Once a much vaunted marketing staple, trade shows have largely fallen out of fashion the past few years. There are two reasons for this: first, the cost for exhibiting can be prohibitive for some firms, particularly cash-strapped small businesses. The second is due to the rise of virtual conferences and webinars that have all but eliminated the need to attend trade shows. Yet when you consider the potential return on investment that can result from attending a trade show, these drawbacks can seem short-sighted.
Ben Landers can certainly attest to that. As president and CEO of Blue Corona, a digital marketing and analytics solutions provider, he attends three to five trade shows a year. For him, trade shows offer excellent opportunities to meet face-to-face with prospects that virtual conferences, e-mails, and phone calls simply can’t match.
"We are typically able to talk to and engage with 30 to 50 qualified prospects per show," says Landers who has two offices (one in Maryland and the other in North Carolina) and approximately 30 to 40 employees. "Some of the people we have met have become clients shortly after the show and we usually get another sale or two up to 12 to 18 months after the show."
So how can small business owners contemplating attending trade shows figure out how to get the best return on the time and money involved? Following are a few tips from trade show veterans and experts.
Do your research

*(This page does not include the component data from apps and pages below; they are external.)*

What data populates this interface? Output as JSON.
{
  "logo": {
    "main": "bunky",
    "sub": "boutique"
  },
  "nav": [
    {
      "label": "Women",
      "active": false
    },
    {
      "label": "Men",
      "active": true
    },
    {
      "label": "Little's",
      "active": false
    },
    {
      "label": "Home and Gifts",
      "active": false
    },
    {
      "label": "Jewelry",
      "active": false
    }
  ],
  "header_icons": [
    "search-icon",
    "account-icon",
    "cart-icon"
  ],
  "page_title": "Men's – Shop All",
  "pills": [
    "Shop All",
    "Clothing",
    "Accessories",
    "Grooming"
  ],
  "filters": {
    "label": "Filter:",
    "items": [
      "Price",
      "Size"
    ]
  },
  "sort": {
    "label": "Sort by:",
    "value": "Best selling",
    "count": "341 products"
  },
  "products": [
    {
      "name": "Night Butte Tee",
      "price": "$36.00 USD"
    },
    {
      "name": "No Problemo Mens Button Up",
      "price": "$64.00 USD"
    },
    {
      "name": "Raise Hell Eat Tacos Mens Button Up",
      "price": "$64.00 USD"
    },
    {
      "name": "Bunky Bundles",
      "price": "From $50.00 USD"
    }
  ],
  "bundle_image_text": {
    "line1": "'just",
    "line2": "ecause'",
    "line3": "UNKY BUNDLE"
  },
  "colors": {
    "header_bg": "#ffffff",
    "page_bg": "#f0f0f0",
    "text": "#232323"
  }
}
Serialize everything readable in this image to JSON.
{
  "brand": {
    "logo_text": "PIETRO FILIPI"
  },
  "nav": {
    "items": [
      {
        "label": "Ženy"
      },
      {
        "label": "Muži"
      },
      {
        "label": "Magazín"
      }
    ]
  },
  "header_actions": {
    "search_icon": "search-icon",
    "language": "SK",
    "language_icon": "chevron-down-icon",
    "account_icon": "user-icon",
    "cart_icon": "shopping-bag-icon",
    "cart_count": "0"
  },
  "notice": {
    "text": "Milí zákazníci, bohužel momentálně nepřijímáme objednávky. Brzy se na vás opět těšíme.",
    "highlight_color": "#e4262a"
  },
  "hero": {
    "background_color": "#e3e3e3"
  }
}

The first step after deciding to attend a trade show is to find one that targets your desired customer base.
Marc Scherer, president of Event Management, a trade show producer, agrees. “Select an event that has a proven track record of delivering the decision makers that can effectively purchase your products or services,” he advises.

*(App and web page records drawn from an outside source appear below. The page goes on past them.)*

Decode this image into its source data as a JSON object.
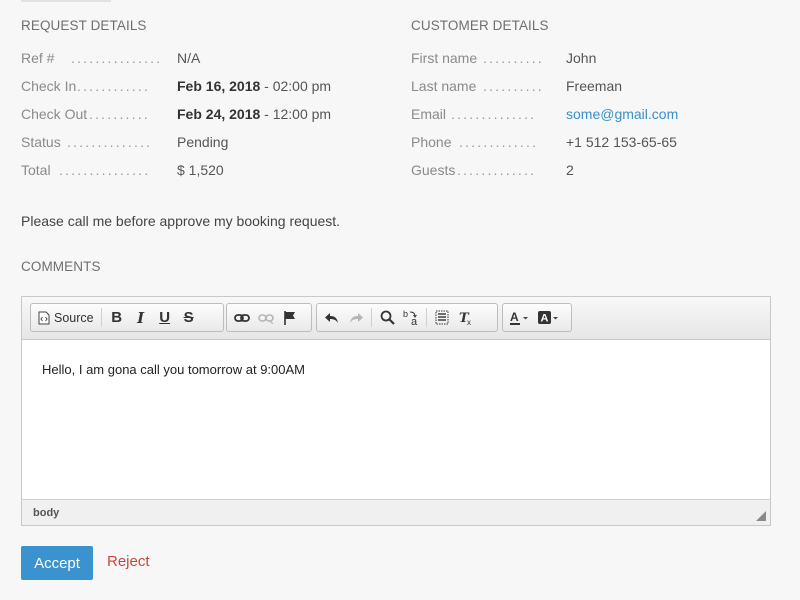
{
  "request": {
    "title": "REQUEST DETAILS",
    "rows": [
      {
        "label": "Ref #",
        "value_bold": "",
        "value": "N/A"
      },
      {
        "label": "Check In",
        "value_bold": "Feb 16, 2018",
        "value": " - 02:00 pm"
      },
      {
        "label": "Check Out",
        "value_bold": "Feb 24, 2018",
        "value": " - 12:00 pm"
      },
      {
        "label": "Status",
        "value_bold": "",
        "value": "Pending"
      },
      {
        "label": "Total",
        "value_bold": "",
        "value": "$ 1,520"
      }
    ]
  },
  "customer": {
    "title": "CUSTOMER DETAILS",
    "first_name_label": "First name",
    "first_name": "John",
    "last_name_label": "Last name",
    "last_name": "Freeman",
    "email_label": "Email",
    "email": "some@gmail.com",
    "phone_label": "Phone",
    "phone": "+1 512 153-65-65",
    "guests_label": "Guests",
    "guests": "2"
  },
  "note": "Please call me before approve my booking request.",
  "comments": {
    "title": "COMMENTS",
    "toolbar": {
      "source_label": "Source",
      "icons": [
        "source-icon",
        "bold-icon",
        "italic-icon",
        "underline-icon",
        "strike-icon",
        "link-icon",
        "unlink-icon",
        "anchor-flag-icon",
        "undo-icon",
        "redo-icon",
        "find-icon",
        "replace-icon",
        "select-all-icon",
        "remove-format-icon",
        "text-color-icon",
        "background-color-icon"
      ]
    },
    "editor_text": "Hello, I am gona call you tomorrow at 9:00AM",
    "path_label": "body"
  },
  "actions": {
    "accept_label": "Accept",
    "reject_label": "Reject"
  },
  "colors": {
    "accent": "#3a92cf",
    "link": "#3a8fc9",
    "reject": "#c9473f",
    "background": "#f7f7f7"
  }
}
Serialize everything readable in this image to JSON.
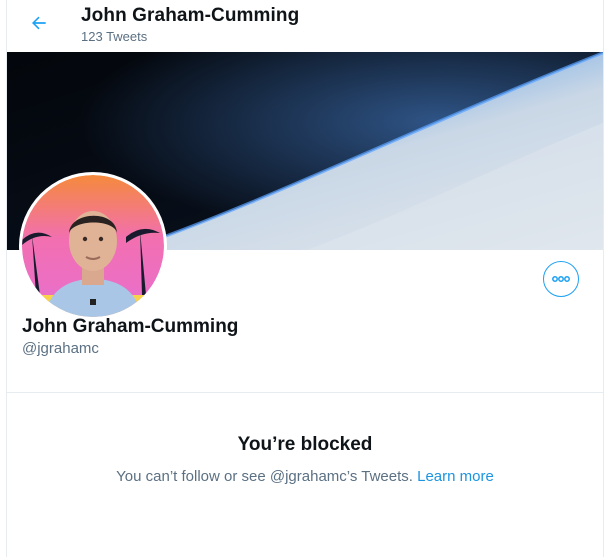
{
  "header": {
    "title": "John Graham-Cumming",
    "subtitle": "123 Tweets",
    "back_icon": "arrow-left-icon"
  },
  "profile": {
    "name": "John Graham-Cumming",
    "handle": "@jgrahamc",
    "more_icon": "more-horizontal-icon"
  },
  "blocked": {
    "title": "You’re blocked",
    "message": "You can’t follow or see @jgrahamc’s Tweets.",
    "link": "Learn more"
  },
  "colors": {
    "accent": "#1da1f2",
    "link": "#1b95e0",
    "secondary_text": "#5b7083",
    "divider": "#e6ecf0"
  }
}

If you’re undecided about which trade shows are worth your while, call their PR contacts and ask them to send you recent registration or post-show survey results that contain specific demographic data. Scherer, who will be hosting the 10th New York Business Expo and Conference this October, says this information should be easily obtainable.
“Annual revenue, industry, decision making authority, years in business all can offer insight into what is and is not a targeted lead base,” he notes. And, always check the attrition rate among exhibitors. “Ask for the exhibitor list of the previous year's show and compare it to the current exhibitor list,” suggests Scherer. “A significant fallout (over 40 percent) is a good indication of a show not delivering on its exhibitors’ expectations."
Ask clients which trade shows they attend
In addition to scouring demographic data or statistical surveys, talk to existing clients and customers about which shows they attend. This is another effective way of ensuring that your business is getting in front of the right audience for your product or service. Justin Dixon, president of Little Rock, Arkansas-based Snyder Environmental, an asbestos removal firm, echoes the sentiment. When his company experienced a change in leadership over five years ago, the new owner identified trade shows as a key marketing tool.
“At that time, no one in our industry, at least in our region, was participating in trade shows, so it seemed like a good opportunity to get out of the gate in front of the competition,” says Dixon.
To determine which shows would be worth his firm's attention, he asked some of his school clients for their recommendations.
“By talking with these folks, we learned that most school district facilities managers are members of their state's school plant managers association, which puts on an annual trade show,” he continues. “By sponsoring and exhibiting at this trade show, we get front and center access to the key individuals that purchase the services we offer for their respective school districts.”
Don't view it as a numbers game
Think about why you're attending the trade show. Is it to build awareness of your company? Increase your customer base and boost sales? Most likely, it's for all of these reasons. If so, then you will need to look at the bigger picture.
Landers contemplated these questions after his first trade show, which he says cost his firm more than $10,000, an expense he attributes to having to purchase his firm’s initial display.
“Post show, we thought it was a disaster because we only generated about 15 qualified prospects,” he recalls. “Within six months of the show, we'd gotten one client. Within another 6 months, we'd landed a second client. To date, they've both generated more than $50,000 in revenue and $20,000 in gross profit. That's an incredible ROI when you consider that half our cost was buying the tradeshow display—a display we've continued to use in all shows since.”
Steve Levine, CEO of Fairfield, Connecticut-based Atmos Air Solutions, which makes air purification products, keeps an open mind when participating in trade shows. Whether it's to educate customers, introduce new products, or meet potential clients, influencers and vendors from around the world, Levine makes attending trade shows a mainstay of his company’s marketing strategy. He attends about six trade shows a year and at most of them he is an exhibitor.
Although he has often used the number of clients and prospects he has engaged with as metrics in figuring out if a show has been successful, he recently discovered that this particular benchmark is not always an accurate indicator of ROI. Sometimes, piquing the interest of one or two important contacts might be all you need, he says.
For example, at the last trade show Levine attended, both the engineer and architect of a specific project that his firm was working on were present.
“This gave us the opportunity to explain to both of them the value of our system,” says Levine, who has a staff of 15. “Now they were able to go back to the end user and say with confidence, yes this is the right company to do business with. It was great to have both influencers at the trade show that validated our technology.”
Trade shows can be a highly effective marketing vehicle for your company. But always do your homework beforehand. As Levine cautions, “The right trade shows can be very meaningful to any business; and the wrong trade show could be a potential waste of resources.”